======== Input for this task

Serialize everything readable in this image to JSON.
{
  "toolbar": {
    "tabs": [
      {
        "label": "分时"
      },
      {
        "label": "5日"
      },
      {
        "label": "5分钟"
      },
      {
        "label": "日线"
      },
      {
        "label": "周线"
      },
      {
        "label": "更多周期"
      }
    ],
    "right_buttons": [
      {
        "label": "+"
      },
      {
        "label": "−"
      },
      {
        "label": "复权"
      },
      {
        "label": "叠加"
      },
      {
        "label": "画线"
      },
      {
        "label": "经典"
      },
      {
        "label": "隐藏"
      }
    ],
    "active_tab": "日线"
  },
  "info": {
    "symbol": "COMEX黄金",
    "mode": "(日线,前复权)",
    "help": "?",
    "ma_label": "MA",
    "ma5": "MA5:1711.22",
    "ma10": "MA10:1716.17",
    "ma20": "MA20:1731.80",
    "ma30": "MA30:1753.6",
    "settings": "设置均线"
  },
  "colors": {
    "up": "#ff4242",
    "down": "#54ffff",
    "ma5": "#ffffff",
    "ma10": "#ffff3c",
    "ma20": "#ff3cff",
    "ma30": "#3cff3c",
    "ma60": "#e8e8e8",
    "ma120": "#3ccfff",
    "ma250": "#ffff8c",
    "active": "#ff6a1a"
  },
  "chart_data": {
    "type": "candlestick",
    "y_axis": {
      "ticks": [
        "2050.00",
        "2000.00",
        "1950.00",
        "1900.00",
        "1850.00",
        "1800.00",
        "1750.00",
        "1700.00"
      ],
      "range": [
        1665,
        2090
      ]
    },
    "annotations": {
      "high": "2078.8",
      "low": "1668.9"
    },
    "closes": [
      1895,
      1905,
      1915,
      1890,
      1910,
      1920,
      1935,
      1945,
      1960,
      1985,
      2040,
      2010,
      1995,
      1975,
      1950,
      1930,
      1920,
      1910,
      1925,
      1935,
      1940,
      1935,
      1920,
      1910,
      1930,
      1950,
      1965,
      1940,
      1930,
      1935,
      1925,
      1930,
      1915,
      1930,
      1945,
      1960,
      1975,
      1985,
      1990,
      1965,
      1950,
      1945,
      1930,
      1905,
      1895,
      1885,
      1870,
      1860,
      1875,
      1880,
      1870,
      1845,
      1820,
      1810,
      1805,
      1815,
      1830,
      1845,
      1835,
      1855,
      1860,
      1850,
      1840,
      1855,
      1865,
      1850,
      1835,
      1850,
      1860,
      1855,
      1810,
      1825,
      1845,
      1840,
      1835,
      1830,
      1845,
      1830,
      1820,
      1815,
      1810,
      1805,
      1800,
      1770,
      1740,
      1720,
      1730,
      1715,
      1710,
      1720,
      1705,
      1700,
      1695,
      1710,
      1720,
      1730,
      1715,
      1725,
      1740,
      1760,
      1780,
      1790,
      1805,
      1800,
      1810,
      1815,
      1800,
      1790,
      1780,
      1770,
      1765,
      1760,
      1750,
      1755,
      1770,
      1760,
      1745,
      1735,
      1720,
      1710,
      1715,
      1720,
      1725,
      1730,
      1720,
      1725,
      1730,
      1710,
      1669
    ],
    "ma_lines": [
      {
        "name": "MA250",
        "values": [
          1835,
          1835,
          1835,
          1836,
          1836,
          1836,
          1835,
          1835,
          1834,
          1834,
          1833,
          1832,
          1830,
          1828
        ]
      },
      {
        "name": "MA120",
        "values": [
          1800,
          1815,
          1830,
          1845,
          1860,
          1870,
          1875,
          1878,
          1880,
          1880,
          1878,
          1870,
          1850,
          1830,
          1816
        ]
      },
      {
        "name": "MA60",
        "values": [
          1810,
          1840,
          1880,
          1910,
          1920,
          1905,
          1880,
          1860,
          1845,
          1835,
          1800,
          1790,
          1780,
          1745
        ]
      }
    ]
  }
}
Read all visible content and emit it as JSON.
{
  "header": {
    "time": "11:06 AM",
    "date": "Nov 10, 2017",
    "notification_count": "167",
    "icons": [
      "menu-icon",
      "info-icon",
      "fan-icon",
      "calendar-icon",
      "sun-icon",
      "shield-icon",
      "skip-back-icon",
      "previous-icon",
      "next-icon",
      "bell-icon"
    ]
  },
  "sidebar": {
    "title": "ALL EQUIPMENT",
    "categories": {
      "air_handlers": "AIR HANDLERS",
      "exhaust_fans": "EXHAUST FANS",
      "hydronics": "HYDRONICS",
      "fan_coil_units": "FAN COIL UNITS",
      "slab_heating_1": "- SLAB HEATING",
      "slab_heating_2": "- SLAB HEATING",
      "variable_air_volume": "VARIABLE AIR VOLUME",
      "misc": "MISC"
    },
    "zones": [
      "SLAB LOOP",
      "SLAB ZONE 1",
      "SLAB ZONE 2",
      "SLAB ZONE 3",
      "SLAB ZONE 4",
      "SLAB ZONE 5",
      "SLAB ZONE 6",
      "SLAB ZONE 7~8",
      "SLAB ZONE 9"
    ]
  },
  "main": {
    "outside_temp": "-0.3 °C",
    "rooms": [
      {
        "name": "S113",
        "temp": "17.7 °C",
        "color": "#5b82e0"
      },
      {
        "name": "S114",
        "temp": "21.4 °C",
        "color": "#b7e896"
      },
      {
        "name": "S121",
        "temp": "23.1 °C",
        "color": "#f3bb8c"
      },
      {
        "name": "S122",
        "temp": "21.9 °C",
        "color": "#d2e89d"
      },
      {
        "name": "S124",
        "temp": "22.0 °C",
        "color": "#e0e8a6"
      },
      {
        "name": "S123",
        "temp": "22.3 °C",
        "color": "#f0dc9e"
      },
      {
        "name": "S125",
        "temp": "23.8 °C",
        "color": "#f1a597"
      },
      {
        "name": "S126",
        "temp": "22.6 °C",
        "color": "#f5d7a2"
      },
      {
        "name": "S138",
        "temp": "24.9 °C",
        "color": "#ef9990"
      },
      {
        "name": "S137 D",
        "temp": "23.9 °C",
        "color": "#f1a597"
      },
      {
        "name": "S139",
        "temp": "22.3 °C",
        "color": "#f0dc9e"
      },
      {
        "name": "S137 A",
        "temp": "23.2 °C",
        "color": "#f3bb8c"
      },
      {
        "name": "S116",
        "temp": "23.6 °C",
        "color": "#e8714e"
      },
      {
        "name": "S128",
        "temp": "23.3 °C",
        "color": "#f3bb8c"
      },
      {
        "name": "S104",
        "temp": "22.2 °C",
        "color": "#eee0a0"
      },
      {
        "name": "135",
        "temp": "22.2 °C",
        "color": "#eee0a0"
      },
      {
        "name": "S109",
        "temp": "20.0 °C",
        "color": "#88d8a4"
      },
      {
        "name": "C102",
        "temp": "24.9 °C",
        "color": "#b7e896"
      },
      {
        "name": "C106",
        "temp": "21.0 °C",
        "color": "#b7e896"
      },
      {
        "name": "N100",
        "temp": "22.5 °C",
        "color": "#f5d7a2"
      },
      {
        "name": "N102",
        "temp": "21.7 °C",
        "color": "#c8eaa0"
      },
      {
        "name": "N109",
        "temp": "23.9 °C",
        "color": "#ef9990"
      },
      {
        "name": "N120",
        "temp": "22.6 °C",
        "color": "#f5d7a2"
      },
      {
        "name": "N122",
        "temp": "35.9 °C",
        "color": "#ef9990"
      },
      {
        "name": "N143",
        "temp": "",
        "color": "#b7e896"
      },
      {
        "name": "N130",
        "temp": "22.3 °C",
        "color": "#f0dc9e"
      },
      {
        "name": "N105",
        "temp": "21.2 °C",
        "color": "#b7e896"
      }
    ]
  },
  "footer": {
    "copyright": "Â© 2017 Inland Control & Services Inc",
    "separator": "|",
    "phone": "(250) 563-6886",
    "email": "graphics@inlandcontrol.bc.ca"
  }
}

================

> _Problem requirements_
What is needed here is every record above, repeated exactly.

> _Task response_
Serialize everything readable in this image to JSON.
{
  "toolbar": {
    "tabs": [
      {
        "label": "分时"
      },
      {
        "label": "5日"
      },
      {
        "label": "5分钟"
      },
      {
        "label": "日线"
      },
      {
        "label": "周线"
      },
      {
        "label": "更多周期"
      }
    ],
    "right_buttons": [
      {
        "label": "+"
      },
      {
        "label": "−"
      },
      {
        "label": "复权"
      },
      {
        "label": "叠加"
      },
      {
        "label": "画线"
      },
      {
        "label": "经典"
      },
      {
        "label": "隐藏"
      }
    ],
    "active_tab": "日线"
  },
  "info": {
    "symbol": "COMEX黄金",
    "mode": "(日线,前复权)",
    "help": "?",
    "ma_label": "MA",
    "ma5": "MA5:1711.22",
    "ma10": "MA10:1716.17",
    "ma20": "MA20:1731.80",
    "ma30": "MA30:1753.6",
    "settings": "设置均线"
  },
  "colors": {
    "up": "#ff4242",
    "down": "#54ffff",
    "ma5": "#ffffff",
    "ma10": "#ffff3c",
    "ma20": "#ff3cff",
    "ma30": "#3cff3c",
    "ma60": "#e8e8e8",
    "ma120": "#3ccfff",
    "ma250": "#ffff8c",
    "active": "#ff6a1a"
  },
  "chart_data": {
    "type": "candlestick",
    "y_axis": {
      "ticks": [
        "2050.00",
        "2000.00",
        "1950.00",
        "1900.00",
        "1850.00",
        "1800.00",
        "1750.00",
        "1700.00"
      ],
      "range": [
        1665,
        2090
      ]
    },
    "annotations": {
      "high": "2078.8",
      "low": "1668.9"
    },
    "closes": [
      1895,
      1905,
      1915,
      1890,
      1910,
      1920,
      1935,
      1945,
      1960,
      1985,
      2040,
      2010,
      1995,
      1975,
      1950,
      1930,
      1920,
      1910,
      1925,
      1935,
      1940,
      1935,
      1920,
      1910,
      1930,
      1950,
      1965,
      1940,
      1930,
      1935,
      1925,
      1930,
      1915,
      1930,
      1945,
      1960,
      1975,
      1985,
      1990,
      1965,
      1950,
      1945,
      1930,
      1905,
      1895,
      1885,
      1870,
      1860,
      1875,
      1880,
      1870,
      1845,
      1820,
      1810,
      1805,
      1815,
      1830,
      1845,
      1835,
      1855,
      1860,
      1850,
      1840,
      1855,
      1865,
      1850,
      1835,
      1850,
      1860,
      1855,
      1810,
      1825,
      1845,
      1840,
      1835,
      1830,
      1845,
      1830,
      1820,
      1815,
      1810,
      1805,
      1800,
      1770,
      1740,
      1720,
      1730,
      1715,
      1710,
      1720,
      1705,
      1700,
      1695,
      1710,
      1720,
      1730,
      1715,
      1725,
      1740,
      1760,
      1780,
      1790,
      1805,
      1800,
      1810,
      1815,
      1800,
      1790,
      1780,
      1770,
      1765,
      1760,
      1750,
      1755,
      1770,
      1760,
      1745,
      1735,
      1720,
      1710,
      1715,
      1720,
      1725,
      1730,
      1720,
      1725,
      1730,
      1710,
      1669
    ],
    "ma_lines": [
      {
        "name": "MA250",
        "values": [
          1835,
          1835,
          1835,
          1836,
          1836,
          1836,
          1835,
          1835,
          1834,
          1834,
          1833,
          1832,
          1830,
          1828
        ]
      },
      {
        "name": "MA120",
        "values": [
          1800,
          1815,
          1830,
          1845,
          1860,
          1870,
          1875,
          1878,
          1880,
          1880,
          1878,
          1870,
          1850,
          1830,
          1816
        ]
      },
      {
        "name": "MA60",
        "values": [
          1810,
          1840,
          1880,
          1910,
          1920,
          1905,
          1880,
          1860,
          1845,
          1835,
          1800,
          1790,
          1780,
          1745
        ]
      }
    ]
  }
}
Read all visible content and emit it as JSON.
{
  "header": {
    "time": "11:06 AM",
    "date": "Nov 10, 2017",
    "notification_count": "167",
    "icons": [
      "menu-icon",
      "info-icon",
      "fan-icon",
      "calendar-icon",
      "sun-icon",
      "shield-icon",
      "skip-back-icon",
      "previous-icon",
      "next-icon",
      "bell-icon"
    ]
  },
  "sidebar": {
    "title": "ALL EQUIPMENT",
    "categories": {
      "air_handlers": "AIR HANDLERS",
      "exhaust_fans": "EXHAUST FANS",
      "hydronics": "HYDRONICS",
      "fan_coil_units": "FAN COIL UNITS",
      "slab_heating_1": "- SLAB HEATING",
      "slab_heating_2": "- SLAB HEATING",
      "variable_air_volume": "VARIABLE AIR VOLUME",
      "misc": "MISC"
    },
    "zones": [
      "SLAB LOOP",
      "SLAB ZONE 1",
      "SLAB ZONE 2",
      "SLAB ZONE 3",
      "SLAB ZONE 4",
      "SLAB ZONE 5",
      "SLAB ZONE 6",
      "SLAB ZONE 7~8",
      "SLAB ZONE 9"
    ]
  },
  "main": {
    "outside_temp": "-0.3 °C",
    "rooms": [
      {
        "name": "S113",
        "temp": "17.7 °C",
        "color": "#5b82e0"
      },
      {
        "name": "S114",
        "temp": "21.4 °C",
        "color": "#b7e896"
      },
      {
        "name": "S121",
        "temp": "23.1 °C",
        "color": "#f3bb8c"
      },
      {
        "name": "S122",
        "temp": "21.9 °C",
        "color": "#d2e89d"
      },
      {
        "name": "S124",
        "temp": "22.0 °C",
        "color": "#e0e8a6"
      },
      {
        "name": "S123",
        "temp": "22.3 °C",
        "color": "#f0dc9e"
      },
      {
        "name": "S125",
        "temp": "23.8 °C",
        "color": "#f1a597"
      },
      {
        "name": "S126",
        "temp": "22.6 °C",
        "color": "#f5d7a2"
      },
      {
        "name": "S138",
        "temp": "24.9 °C",
        "color": "#ef9990"
      },
      {
        "name": "S137 D",
        "temp": "23.9 °C",
        "color": "#f1a597"
      },
      {
        "name": "S139",
        "temp": "22.3 °C",
        "color": "#f0dc9e"
      },
      {
        "name": "S137 A",
        "temp": "23.2 °C",
        "color": "#f3bb8c"
      },
      {
        "name": "S116",
        "temp": "23.6 °C",
        "color": "#e8714e"
      },
      {
        "name": "S128",
        "temp": "23.3 °C",
        "color": "#f3bb8c"
      },
      {
        "name": "S104",
        "temp": "22.2 °C",
        "color": "#eee0a0"
      },
      {
        "name": "135",
        "temp": "22.2 °C",
        "color": "#eee0a0"
      },
      {
        "name": "S109",
        "temp": "20.0 °C",
        "color": "#88d8a4"
      },
      {
        "name": "C102",
        "temp": "24.9 °C",
        "color": "#b7e896"
      },
      {
        "name": "C106",
        "temp": "21.0 °C",
        "color": "#b7e896"
      },
      {
        "name": "N100",
        "temp": "22.5 °C",
        "color": "#f5d7a2"
      },
      {
        "name": "N102",
        "temp": "21.7 °C",
        "color": "#c8eaa0"
      },
      {
        "name": "N109",
        "temp": "23.9 °C",
        "color": "#ef9990"
      },
      {
        "name": "N120",
        "temp": "22.6 °C",
        "color": "#f5d7a2"
      },
      {
        "name": "N122",
        "temp": "35.9 °C",
        "color": "#ef9990"
      },
      {
        "name": "N143",
        "temp": "",
        "color": "#b7e896"
      },
      {
        "name": "N130",
        "temp": "22.3 °C",
        "color": "#f0dc9e"
      },
      {
        "name": "N105",
        "temp": "21.2 °C",
        "color": "#b7e896"
      }
    ]
  },
  "footer": {
    "copyright": "Â© 2017 Inland Control & Services Inc",
    "separator": "|",
    "phone": "(250) 563-6886",
    "email": "graphics@inlandcontrol.bc.ca"
  }
}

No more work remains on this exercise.